(Paul Schrader, 1980)
In a detective story about a prostitute, you’d think that the sex and the judicial bits would be the most persuasive. But there are two section of American Gigolo which feel conspiculously out of place: the love-making montage (a static, unconvincing take on the one in Don’t Look Now, with a similar narrative role of cementing the central relationship) and the judicial-procedural bits at the end, with Gere mostly stuck silently behind glass).
These parts are unwanted digressions in an otherwise impeccable progress from the sleekly beguiling opening (Gere pretty and cocksure in his Armani wardrobe, with the filming and editing around him as impeccably stylish as the tailoring of his suits) to the noir-ish disintegration that overtakes the film as the plot takes hold.
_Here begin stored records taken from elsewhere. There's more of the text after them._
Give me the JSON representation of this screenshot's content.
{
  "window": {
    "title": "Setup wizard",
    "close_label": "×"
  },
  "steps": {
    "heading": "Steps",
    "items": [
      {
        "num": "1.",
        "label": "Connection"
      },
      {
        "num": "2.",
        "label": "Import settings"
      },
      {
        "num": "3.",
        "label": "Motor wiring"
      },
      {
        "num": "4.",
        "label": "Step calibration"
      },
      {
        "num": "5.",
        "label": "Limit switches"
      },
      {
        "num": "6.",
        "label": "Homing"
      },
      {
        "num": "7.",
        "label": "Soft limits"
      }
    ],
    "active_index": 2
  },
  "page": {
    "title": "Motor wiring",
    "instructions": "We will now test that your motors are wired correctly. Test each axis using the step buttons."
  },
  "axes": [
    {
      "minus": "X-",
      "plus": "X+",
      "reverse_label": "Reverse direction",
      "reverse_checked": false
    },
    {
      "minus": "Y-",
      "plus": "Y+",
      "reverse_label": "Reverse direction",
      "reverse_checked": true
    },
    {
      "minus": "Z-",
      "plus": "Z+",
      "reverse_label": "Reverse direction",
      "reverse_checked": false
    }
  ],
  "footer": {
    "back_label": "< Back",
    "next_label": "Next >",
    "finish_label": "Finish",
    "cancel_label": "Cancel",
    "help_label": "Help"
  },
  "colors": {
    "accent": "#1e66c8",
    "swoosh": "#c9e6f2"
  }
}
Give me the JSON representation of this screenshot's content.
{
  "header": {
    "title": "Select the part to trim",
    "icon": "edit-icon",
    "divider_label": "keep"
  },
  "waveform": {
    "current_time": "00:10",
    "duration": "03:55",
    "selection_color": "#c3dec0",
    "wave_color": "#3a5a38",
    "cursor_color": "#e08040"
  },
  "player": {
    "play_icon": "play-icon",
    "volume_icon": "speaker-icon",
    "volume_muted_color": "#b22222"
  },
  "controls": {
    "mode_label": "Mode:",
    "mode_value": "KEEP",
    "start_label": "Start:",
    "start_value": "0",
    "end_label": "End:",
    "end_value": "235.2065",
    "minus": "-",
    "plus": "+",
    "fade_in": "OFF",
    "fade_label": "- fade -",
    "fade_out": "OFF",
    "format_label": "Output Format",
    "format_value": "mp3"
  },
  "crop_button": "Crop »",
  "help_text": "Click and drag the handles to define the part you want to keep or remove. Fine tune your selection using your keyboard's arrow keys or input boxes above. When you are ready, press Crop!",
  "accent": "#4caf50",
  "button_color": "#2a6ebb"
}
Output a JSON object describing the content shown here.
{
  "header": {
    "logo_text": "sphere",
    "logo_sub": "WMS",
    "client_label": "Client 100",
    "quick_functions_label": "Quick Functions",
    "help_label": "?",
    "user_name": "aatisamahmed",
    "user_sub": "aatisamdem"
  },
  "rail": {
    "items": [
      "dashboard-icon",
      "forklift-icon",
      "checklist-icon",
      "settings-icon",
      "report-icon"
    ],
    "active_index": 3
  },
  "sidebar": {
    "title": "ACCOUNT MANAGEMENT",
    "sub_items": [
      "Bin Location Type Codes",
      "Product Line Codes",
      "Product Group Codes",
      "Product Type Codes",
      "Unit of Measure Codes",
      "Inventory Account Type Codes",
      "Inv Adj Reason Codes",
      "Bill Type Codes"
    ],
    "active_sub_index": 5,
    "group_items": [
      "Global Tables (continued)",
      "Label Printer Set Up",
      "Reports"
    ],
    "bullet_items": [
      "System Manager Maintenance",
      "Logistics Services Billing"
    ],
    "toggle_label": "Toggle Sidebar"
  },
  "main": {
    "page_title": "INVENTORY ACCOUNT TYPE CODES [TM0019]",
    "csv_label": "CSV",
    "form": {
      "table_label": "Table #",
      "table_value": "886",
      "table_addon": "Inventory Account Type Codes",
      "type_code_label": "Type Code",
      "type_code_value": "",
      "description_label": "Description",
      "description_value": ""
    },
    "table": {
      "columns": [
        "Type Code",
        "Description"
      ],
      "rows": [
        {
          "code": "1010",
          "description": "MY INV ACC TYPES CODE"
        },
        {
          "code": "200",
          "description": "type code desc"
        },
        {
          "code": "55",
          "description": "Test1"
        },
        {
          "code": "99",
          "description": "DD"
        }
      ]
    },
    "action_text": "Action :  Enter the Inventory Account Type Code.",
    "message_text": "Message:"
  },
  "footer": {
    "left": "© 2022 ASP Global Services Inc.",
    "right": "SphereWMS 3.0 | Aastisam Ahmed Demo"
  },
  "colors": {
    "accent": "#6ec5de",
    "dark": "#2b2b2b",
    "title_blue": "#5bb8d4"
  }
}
The soundtrack does a lot of work here, with Moroder pulling Blondie’s raging statement of desire, Call Me, into increasingly sad and unravelling forms. But the star is everything. Gere isn’t in that many films I enjoy, so I probably underrate his acting – here, he’s fantastic, with a restrained charisma that goes a long way to explaining both why all the society ladies want to fuck him, and why everyone else wants to fuck him over.
It also means he can carry the films morality lightly, unshowily. Like the similarly Schrader-written Taxi Driver (which gets an explicit shout out in a shot of Gere, seated with his hands on his knees, resigned in the moments after violence) there’s a thread of justice running through the whole ambivalent story, with Gere as a grubby innocent seeking absolution. Maybe it’s me being seduced by the movement of dissolution, maybe it’s just that Gere gets increasingly lovely the further he’s broken down, but I could have happily left the film before the final lift towards redemption.